In line with the Space Strategy for Europe (COM(2016)705), ensuring independent, reliable and cost-effective access to space is a political imperative for the EU. The EU must indeed ensure and maintain its autonomy of decision and not depend on conditions imposed by others, in particular for the implementation of EU Space Programmes such as EU flagships Galileo and Copernicus, but also for research projects funded by the European Union Research Framework Programmes.
For cost effectiveness and sustainability of access to space capacities, it is indispensable for the EU industry to rely on a global commercial market as European institutional market of launch services is too limited in demand.

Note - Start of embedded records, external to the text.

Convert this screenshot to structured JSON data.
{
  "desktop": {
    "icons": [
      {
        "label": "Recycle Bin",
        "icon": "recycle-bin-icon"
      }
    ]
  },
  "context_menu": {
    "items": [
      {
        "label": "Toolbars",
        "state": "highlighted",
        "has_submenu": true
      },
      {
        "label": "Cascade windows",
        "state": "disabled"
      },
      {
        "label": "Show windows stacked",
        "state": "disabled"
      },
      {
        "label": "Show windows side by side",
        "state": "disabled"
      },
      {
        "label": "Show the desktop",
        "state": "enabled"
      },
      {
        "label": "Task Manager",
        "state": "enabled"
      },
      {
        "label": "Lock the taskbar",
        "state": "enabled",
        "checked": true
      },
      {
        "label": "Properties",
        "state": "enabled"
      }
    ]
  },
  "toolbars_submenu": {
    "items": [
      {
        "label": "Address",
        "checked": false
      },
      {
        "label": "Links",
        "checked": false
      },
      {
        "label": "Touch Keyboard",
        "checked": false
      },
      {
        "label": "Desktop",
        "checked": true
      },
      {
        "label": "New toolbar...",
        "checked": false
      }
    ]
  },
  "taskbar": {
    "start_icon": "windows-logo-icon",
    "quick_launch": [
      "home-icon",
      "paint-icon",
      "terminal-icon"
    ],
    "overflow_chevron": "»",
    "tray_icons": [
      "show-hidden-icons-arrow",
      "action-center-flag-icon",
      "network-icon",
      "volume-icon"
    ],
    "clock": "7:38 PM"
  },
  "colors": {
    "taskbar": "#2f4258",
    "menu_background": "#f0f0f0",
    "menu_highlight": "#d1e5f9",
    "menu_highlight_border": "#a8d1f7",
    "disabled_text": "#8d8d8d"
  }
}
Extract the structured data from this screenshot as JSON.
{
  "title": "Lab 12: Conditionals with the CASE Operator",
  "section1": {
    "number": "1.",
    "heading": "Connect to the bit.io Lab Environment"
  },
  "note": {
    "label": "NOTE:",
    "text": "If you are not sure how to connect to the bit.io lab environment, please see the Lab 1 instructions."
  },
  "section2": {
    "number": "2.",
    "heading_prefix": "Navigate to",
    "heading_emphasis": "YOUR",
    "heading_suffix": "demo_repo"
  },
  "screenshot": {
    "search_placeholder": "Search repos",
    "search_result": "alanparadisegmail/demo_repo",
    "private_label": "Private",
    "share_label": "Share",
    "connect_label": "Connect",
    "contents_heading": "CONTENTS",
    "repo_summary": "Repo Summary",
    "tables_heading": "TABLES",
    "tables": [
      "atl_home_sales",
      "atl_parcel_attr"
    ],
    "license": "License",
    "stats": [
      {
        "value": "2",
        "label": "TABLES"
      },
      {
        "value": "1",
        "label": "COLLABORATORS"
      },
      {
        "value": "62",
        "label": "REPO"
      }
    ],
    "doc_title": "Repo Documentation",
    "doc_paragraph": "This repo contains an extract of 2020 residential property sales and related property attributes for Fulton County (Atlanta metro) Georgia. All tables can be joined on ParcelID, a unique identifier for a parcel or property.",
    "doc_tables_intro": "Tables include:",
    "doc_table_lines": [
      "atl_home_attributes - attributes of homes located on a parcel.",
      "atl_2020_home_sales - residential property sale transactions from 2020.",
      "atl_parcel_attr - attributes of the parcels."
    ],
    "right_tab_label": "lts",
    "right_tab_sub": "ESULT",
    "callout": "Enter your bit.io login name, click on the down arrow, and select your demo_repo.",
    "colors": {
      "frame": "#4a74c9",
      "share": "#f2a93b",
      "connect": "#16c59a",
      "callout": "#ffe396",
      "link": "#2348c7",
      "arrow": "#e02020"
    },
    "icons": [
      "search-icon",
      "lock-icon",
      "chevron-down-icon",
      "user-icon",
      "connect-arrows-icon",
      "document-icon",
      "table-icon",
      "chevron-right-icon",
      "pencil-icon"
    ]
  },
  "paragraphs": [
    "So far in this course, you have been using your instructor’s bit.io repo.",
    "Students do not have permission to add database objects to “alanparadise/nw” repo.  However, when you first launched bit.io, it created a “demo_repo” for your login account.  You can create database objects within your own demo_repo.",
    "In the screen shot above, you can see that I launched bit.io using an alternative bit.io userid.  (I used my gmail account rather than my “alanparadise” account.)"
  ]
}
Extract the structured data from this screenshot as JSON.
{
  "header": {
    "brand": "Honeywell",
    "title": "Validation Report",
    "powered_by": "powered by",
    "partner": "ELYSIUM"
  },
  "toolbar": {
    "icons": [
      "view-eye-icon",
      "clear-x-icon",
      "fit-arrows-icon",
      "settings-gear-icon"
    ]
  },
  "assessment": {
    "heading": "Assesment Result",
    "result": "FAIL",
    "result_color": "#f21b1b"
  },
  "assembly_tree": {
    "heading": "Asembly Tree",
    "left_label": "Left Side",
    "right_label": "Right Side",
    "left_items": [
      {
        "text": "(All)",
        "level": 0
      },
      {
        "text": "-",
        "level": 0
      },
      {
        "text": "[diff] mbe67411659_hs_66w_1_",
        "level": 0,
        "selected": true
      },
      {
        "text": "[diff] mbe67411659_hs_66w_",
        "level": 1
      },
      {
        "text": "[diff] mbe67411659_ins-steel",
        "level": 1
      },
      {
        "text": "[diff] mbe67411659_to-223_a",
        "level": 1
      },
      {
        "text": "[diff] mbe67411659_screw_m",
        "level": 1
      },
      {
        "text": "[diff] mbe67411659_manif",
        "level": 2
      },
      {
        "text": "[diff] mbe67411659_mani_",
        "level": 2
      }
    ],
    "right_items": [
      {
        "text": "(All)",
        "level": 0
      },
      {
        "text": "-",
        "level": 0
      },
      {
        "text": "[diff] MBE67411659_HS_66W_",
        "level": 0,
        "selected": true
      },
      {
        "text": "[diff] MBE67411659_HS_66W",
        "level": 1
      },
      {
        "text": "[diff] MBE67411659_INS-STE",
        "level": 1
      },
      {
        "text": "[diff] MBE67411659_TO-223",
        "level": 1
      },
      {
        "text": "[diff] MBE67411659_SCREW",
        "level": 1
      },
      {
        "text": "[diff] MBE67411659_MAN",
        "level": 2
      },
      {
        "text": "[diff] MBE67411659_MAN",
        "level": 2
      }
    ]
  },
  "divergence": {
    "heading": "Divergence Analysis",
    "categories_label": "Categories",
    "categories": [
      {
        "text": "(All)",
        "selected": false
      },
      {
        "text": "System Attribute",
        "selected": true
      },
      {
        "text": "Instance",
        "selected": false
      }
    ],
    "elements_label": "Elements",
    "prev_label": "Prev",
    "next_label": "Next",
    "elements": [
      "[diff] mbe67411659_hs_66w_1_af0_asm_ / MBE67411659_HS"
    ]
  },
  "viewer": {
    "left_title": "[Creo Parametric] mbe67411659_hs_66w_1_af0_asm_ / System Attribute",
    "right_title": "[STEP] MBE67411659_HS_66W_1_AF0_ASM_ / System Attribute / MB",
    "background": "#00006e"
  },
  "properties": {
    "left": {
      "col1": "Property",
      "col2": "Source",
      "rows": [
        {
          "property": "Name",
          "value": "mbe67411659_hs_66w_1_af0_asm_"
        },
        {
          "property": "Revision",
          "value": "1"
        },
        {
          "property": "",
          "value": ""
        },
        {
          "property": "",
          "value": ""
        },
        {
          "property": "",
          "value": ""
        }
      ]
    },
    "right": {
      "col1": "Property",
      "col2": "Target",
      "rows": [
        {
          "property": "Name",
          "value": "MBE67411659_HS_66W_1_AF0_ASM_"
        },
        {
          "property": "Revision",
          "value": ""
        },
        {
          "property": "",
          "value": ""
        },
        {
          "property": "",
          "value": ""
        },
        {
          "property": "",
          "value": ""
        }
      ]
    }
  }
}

In support of this goal of having independent and guaranteed access to space, the EU seeks, in coordination with European Space Agency (ESA), to foster and ensure the availability of European space transportation capabilities that are reliable, efficient, affordable, innovative and competitive.
The EU ambition is to act as a smart customer of reliable and cost-effective European launcher solutions, foster research and innovation in technology, support European critical and strategic test and launch infrastructure. Over the next 10-15 years, the EU aims to launch more than 30 satellites for its Galileo and Copernicus space infrastructure. Using the new European-made launchers – Ariane 6 and Vega C – will contribute to the EU objectives of ensuring independent, reliable and cost-effective access to space.
The EU also supports and will reinforce EU capacity to access space through research and innovation actions to strengthen the supply of European launch services and improve EU industry competitiveness, such as support to digitalisation and development of new concepts (e.g. re-usability, in-orbit servicing, micro-launchers). For example, in June 2018 the EU launched an inducement prize for a low-cost access to European space infrastructure and services solution dedicated to light satellites. The EU also supports regular opportunities for European in-orbit validation services for new technologies and products to be used in space.